Roberto Nini, head of Narni’s underground tours, says he has full bookings for this summer from abroad.
“Our Inquisition tours have always been popular, but there’s something about crawling into the bowels of the earth that’s reassuring during Covid and disquieting at the same time, and tourists love this”, he says.
A rural tourism-led revival is underway.
“The pandemic has boosted the appeal of off beat old villages that guarantee social distancing”, says Fiorello Primi, head of the Borghi Più Belli d’Italia’ club promoting Italy’s most beautiful villages.
“We’ve seen a boom in foreign tourism last year, and this trend is bound to increase this summer. The pandemic has revived many forgotten spots, where traditions survive, fresh air and social distancing is guaranteed”, he says.

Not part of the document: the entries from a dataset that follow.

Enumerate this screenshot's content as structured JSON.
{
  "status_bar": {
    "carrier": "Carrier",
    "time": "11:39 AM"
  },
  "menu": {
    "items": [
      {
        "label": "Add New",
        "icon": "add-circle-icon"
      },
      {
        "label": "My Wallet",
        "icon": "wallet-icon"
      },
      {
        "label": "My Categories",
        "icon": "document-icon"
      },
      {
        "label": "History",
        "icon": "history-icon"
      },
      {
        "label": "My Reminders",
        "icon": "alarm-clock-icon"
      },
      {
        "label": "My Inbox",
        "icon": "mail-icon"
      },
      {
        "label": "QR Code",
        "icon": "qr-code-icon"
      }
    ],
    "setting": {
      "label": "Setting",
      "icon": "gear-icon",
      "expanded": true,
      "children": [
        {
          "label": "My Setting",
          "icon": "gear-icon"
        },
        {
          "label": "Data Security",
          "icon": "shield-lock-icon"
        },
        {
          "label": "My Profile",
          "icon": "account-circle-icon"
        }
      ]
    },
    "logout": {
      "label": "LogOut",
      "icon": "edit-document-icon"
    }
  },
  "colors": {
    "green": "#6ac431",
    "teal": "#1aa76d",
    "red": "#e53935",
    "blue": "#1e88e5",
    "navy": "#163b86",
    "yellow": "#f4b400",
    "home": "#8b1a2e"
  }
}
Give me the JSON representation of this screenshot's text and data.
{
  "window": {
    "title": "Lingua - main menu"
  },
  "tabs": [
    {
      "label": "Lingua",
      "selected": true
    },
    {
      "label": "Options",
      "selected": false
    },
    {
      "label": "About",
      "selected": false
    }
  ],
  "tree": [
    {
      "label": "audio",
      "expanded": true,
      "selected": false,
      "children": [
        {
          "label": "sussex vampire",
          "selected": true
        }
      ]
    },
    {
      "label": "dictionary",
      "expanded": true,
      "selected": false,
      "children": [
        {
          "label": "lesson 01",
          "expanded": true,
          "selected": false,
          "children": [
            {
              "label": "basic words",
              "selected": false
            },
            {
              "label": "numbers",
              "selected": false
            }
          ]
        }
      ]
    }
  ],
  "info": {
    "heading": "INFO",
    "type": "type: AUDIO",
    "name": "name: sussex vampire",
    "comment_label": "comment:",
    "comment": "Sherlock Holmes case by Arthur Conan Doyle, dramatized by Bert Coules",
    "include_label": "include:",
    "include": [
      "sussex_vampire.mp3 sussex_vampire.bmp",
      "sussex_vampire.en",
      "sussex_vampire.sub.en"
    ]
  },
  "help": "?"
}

Tourists also long for simple, rural stays with a ‘bucolic-farmer vibe’ where they can do unusual things, like go on porcini mushroom hunts or learn to make sheep cheese, or even discover the secrets of sheep shearing. Last week I visited the stunning remote village of Castel di Tora near Rome, overlooking a pristine lake. Excited locals told me all houses were being spruced up for foreign holiday makers – the shutters restored and the balconies fixed with such care and passion it was quite touching to see.
In the northern Franciacorta wine region, demand for vineyard trekking and yoga among the vines has increased, according to winemaker Fabio Lantieri de Paratico, a founding member of the Franciacorta consortium.
“It’s mystical, solitary, healthy and allows to tap into the essence of nature. Tourists are always curious to learn why our territory makes such great wine”, says Lantieri.
This is what I call ‘savvy experiential tourism’, and this will be the tourism of the future, not just in Italy but particularly in Italy which has so much to offer. Tourists are looking beyond touristy things and craving more in-depth stays.
An ‘alternative’ tourism revival is also being led by a new generation of farmers, cattle breeders and shepherds who instead of fleeing their land in search of work elsewhere are recovering lost ancient lentils plantations on southern islands, old salt windmills, and healthy Saracen crops imported by pirates in the middle ages in Sicily.
They take tourists on tours and rent studios, eager to share the ‘archaic’ knowhow of their ancestors.
Old shepherds’ trails, so-called ‘tratturi’ used for transhumance in the past, are also being recovered for tourism. You get to sleep in tents and move around on horse or donkey at a laid-back pace, and totally unplugged.
I was invited once to take part in a tratturo adventure, and you really need to prepare to live ‘rudimentally’ for days. It gives a fresh glimpse of Italy’s old world; a unique experience which is also what the ‘new normal’ in Italian tourism will be all about.